# Problem description
Once every line below with "Change" has been counted, state the total and nothing else.

Source data:
== == ==

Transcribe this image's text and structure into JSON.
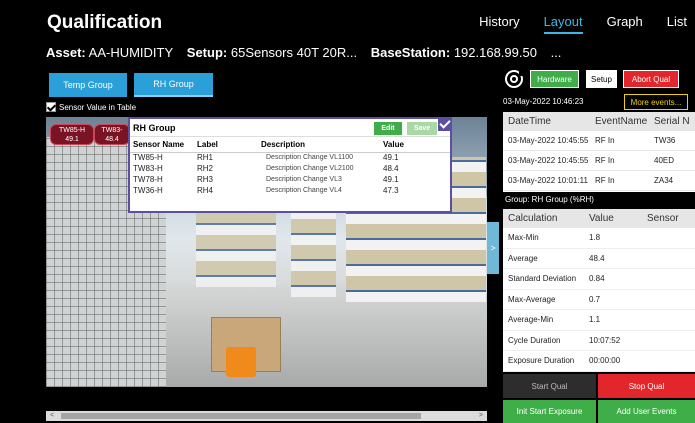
{
  "app": {
    "title": "Qualification"
  },
  "nav": {
    "items": [
      {
        "label": "History"
      },
      {
        "label": "Layout"
      },
      {
        "label": "Graph"
      },
      {
        "label": "List"
      }
    ],
    "active": "Layout"
  },
  "assetline": {
    "asset_label": "Asset:",
    "asset_value": "AA-HUMIDITY",
    "setup_label": "Setup:",
    "setup_value": "65Sensors 40T 20R...",
    "base_label": "BaseStation:",
    "base_value": "192.168.99.50",
    "trail": "..."
  },
  "groups": {
    "temp_label": "Temp Group",
    "rh_label": "RH Group",
    "active": "RH Group"
  },
  "checkbox": {
    "label": "Sensor Value in Table",
    "checked": true
  },
  "tags": [
    {
      "name": "TW85-H",
      "value": "49.1"
    },
    {
      "name": "TW83-",
      "value": "48.4"
    }
  ],
  "rh_panel": {
    "title": "RH Group",
    "edit_label": "Edit",
    "save_label": "Save",
    "headers": [
      "Sensor Name",
      "Label",
      "Description",
      "Value"
    ],
    "rows": [
      [
        "TW85-H",
        "RH1",
        "Description Change VL1100",
        "49.1"
      ],
      [
        "TW83-H",
        "RH2",
        "Description Change VL2100",
        "48.4"
      ],
      [
        "TW78-H",
        "RH3",
        "Description Change VL3",
        "49.1"
      ],
      [
        "TW36-H",
        "RH4",
        "Description Change VL4",
        "47.3"
      ]
    ]
  },
  "side_handle": {
    "glyph": ">"
  },
  "scrollbar": {
    "left_glyph": "<",
    "right_glyph": ">"
  },
  "toolbar": {
    "hardware": "Hardware",
    "setup": "Setup",
    "abort": "Abort Qual",
    "more": "More events..."
  },
  "datetime": "03-May-2022 10:46:23",
  "events": {
    "headers": [
      "DateTime",
      "EventName",
      "Serial N"
    ],
    "rows": [
      [
        "03-May-2022 10:45:55",
        "RF In",
        "TW36"
      ],
      [
        "03-May-2022 10:45:55",
        "RF In",
        "40ED"
      ],
      [
        "03-May-2022 10:01:11",
        "RF In",
        "ZA34"
      ]
    ]
  },
  "group_label": "Group: RH Group (%RH)",
  "stats": {
    "headers": [
      "Calculation",
      "Value",
      "Sensor"
    ],
    "rows": [
      [
        "Max-Min",
        "1.8",
        ""
      ],
      [
        "Average",
        "48.4",
        ""
      ],
      [
        "Standard Deviation",
        "0.84",
        ""
      ],
      [
        "Max-Average",
        "0.7",
        ""
      ],
      [
        "Average-Min",
        "1.1",
        ""
      ],
      [
        "Cycle Duration",
        "10:07:52",
        ""
      ],
      [
        "Exposure Duration",
        "00:00:00",
        ""
      ]
    ]
  },
  "actions": {
    "start": "Start Qual",
    "stop": "Stop Qual",
    "init": "Init Start Exposure",
    "user_events": "Add User Events"
  },
  "colors": {
    "accent": "#3fb6e8",
    "green": "#3fae49",
    "red": "#e3262b",
    "group_blue": "#2a9fd8",
    "panel_border": "#5a4fa3",
    "more_yellow": "#f0d000"
  }
}
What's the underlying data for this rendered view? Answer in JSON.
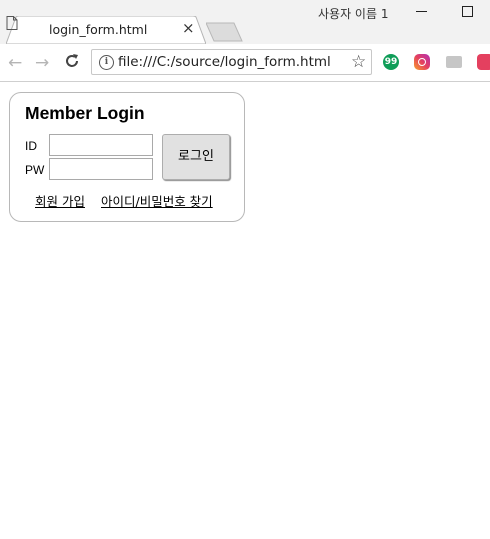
{
  "window": {
    "user_label": "사용자 이름 1"
  },
  "tab": {
    "title": "login_form.html",
    "close_glyph": "×",
    "icon": "document-icon"
  },
  "toolbar": {
    "back_glyph": "←",
    "forward_glyph": "→",
    "address": "file:///C:/source/login_form.html",
    "info_glyph": "i",
    "star_glyph": "☆",
    "extensions": [
      "hangouts-icon",
      "instagram-icon",
      "chat-extension-icon",
      "pocket-icon"
    ],
    "ext1_glyph": "99"
  },
  "login": {
    "title": "Member Login",
    "id_label": "ID",
    "pw_label": "PW",
    "id_value": "",
    "pw_value": "",
    "button_label": "로그인",
    "join_link": "회원 가입",
    "find_link": "아이디/비밀번호 찾기"
  },
  "colors": {
    "titlebar": "#f2f2f2",
    "box_border": "#b8b8b8",
    "button_bg": "#e1e1e1"
  }
}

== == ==

# Written reply
4